This weekend we decided to spend quietly, in an attempt to recuperate from the last month of nonstop movement and excitement, however being unwilling to stop completely we decided to make our way to the Agomanya bead market a few hours outside of Accra, near Akosombo, for the day.
On Saturday morning we woke up bright and early, packed up, and made our way downtown to catch a trotro leaving the city. I spent much of our trip through the city grabbing any unfamiliar foods I saw and experimentally and unabashedly munching my way through the morning. I managed to eat my way into a food induced sleep and napped most of my way to the Agomanya market.

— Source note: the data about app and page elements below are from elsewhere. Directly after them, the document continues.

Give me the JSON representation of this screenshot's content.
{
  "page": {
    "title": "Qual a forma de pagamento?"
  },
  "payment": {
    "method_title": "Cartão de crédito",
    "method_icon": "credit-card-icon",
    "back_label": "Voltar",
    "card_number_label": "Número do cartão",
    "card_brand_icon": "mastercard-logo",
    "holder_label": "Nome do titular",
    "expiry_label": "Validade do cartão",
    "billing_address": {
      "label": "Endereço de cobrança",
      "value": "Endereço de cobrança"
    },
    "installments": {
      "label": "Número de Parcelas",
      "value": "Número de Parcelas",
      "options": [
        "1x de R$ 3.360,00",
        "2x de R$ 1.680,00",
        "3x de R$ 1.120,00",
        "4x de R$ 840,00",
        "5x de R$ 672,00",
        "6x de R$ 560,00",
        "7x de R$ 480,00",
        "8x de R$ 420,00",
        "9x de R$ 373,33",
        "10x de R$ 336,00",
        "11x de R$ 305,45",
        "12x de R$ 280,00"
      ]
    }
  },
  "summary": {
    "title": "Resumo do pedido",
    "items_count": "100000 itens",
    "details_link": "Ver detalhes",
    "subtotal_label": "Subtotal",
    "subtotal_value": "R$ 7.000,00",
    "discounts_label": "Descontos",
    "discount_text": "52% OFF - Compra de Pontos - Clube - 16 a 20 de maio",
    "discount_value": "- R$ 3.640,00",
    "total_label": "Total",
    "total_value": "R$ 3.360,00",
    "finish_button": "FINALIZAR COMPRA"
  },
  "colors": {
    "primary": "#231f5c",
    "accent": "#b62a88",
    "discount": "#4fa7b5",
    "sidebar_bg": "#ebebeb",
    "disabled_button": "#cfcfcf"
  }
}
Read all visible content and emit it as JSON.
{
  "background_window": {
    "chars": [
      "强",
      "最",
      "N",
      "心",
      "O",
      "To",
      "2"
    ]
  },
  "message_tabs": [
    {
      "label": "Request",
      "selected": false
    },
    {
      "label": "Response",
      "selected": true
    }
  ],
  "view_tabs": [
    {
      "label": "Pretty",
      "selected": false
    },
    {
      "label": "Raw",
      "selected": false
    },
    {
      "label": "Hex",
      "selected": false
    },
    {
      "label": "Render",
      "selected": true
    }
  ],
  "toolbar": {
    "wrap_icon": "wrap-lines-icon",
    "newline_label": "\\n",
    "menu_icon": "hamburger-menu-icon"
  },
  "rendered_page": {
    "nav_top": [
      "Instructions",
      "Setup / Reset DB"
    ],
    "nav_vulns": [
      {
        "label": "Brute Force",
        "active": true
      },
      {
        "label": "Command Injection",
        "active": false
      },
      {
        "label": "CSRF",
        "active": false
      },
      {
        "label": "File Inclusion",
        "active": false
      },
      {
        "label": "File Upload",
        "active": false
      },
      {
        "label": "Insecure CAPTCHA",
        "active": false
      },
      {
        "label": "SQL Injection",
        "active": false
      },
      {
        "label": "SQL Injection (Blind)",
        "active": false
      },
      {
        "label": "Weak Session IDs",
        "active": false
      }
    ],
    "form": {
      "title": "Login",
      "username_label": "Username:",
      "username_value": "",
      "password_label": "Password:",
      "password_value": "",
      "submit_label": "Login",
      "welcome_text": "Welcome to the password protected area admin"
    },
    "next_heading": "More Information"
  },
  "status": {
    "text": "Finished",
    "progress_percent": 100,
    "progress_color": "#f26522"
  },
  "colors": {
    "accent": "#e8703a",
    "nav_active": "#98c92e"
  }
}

When we arrived we were met by the smallest, busiest, most densely packed town I have yet to see. For the most part when you escape Accra and make your way into the surrounding country side you are met with quiet and slow paced towns (then again in comparison to Accra most things seem quiet and slow paced) but the area around the market was so densely packed that you had to squeeze through elbow to elbow and shoulder to shoulder, all the while avoiding the cars and motorcycles that would appear through the crowd like sharks in the water. When we final managed to breach the crowd we found ourselves in the shockingly quiet center of the market, literally surrounded by chaos, much like the eye of a storm. The quiet, raised section was dedicated only to the sale of beads and beaded jewelry. Tables and tables of glass, wood, stone, and brass beads tied together on long strands of rope or cloth. Some of the loops of beads were pretty enough to wear as stand-alone pieces and I quickly found myself collecting beads for that purpose alone.
Most of the vendors were very laid back all willing to chat and were very willing to talk you through their products. They were rather unwilling to bargain but with a bit of persistence and a few nice words I was able to find a couple of bargains here and there. I spent most of the day with a club song stuck in my head (to which I say “arg!”) and at several different stations the vendor would start singing along with me, which led to several impromptu dance parties as we made our way down the aisles. We had a grand old time and shopped the day away stopping only briefly to try and find lunch.
As we made a pilgrimage for food we found ourselves walking through a large section of the market containing only dead fish and seafood. Large metal bowls filled with half dead crabs all climbing over each other trying to escape their fates. Stalls stacked to the brink with whole dried and salted fish, raw, limp fishy corpses thrown over boxes and stalls, unshelled clams, salted and left to dry in the sun, and piles of dead and smelly shrimps. I am no talking about a few stall either, this was a 5 or 10 minute trek through stall after stall of fishy horror and every turn we made seemed to only take us deeper into the abyss. I have a very strong stomach and I still fled the scene trying to hide my ever building nausea and discomfort. It was almost enough to cut my appetite but having marched our way through the market in the surprisingly warm sun (even for Ghana) we figured we should have a cool drink and soon enough the trauma of our fishy adventures had worn off and we found our hunger again.
We avidly avoided taking the same route back to the bead market after lunch, with our rather full bellies we didn’t dare take the risk of stumbling upon the fish market again but made it back to the bead market safely and continued to shop for a little while longer. When we had finished we carefully picked our way back to the road (again, careful to avoid the fish) and made our way home to Accra late in the afternoon carrying our days plunders home like precious gems.
It was a spectacular day trip and was just laid back enough that we didn’t end the day by crumpling, exhausted onto our beds. The trotro rides took us through lush, beautiful fields and we drove through half a dozen fields speckled with mango trees, through towns made up of mud huts and small wooden houses with thatched roofs andamazing numbers of goats wandering about. I have grown to love the butt numbing trotro trips we take, although sitting in a cramped car with no leg room, and very little room to shift position can be taxing the ever changing landscapes and the quick glimpses you get of the various towns and communities along the way make the drives much more enjoyable.
It was a great weekend, foiled only slightly by the cloudy sky on Sunday, as we had hoped to go to the beach, but we can do that another day and instead Sunday was spent relaxing, cleaning, and only leaving the house for a few hours to eat pizza then climbing back into our cozy little nest for a nice long nap. It was a much needed, relaxing weekend but I hope that next weekend will be activity filled with all the chaos and insanity I have grown to love to fill in the gaps, but until those adventures unfold…
So long, and thanks for all the fish.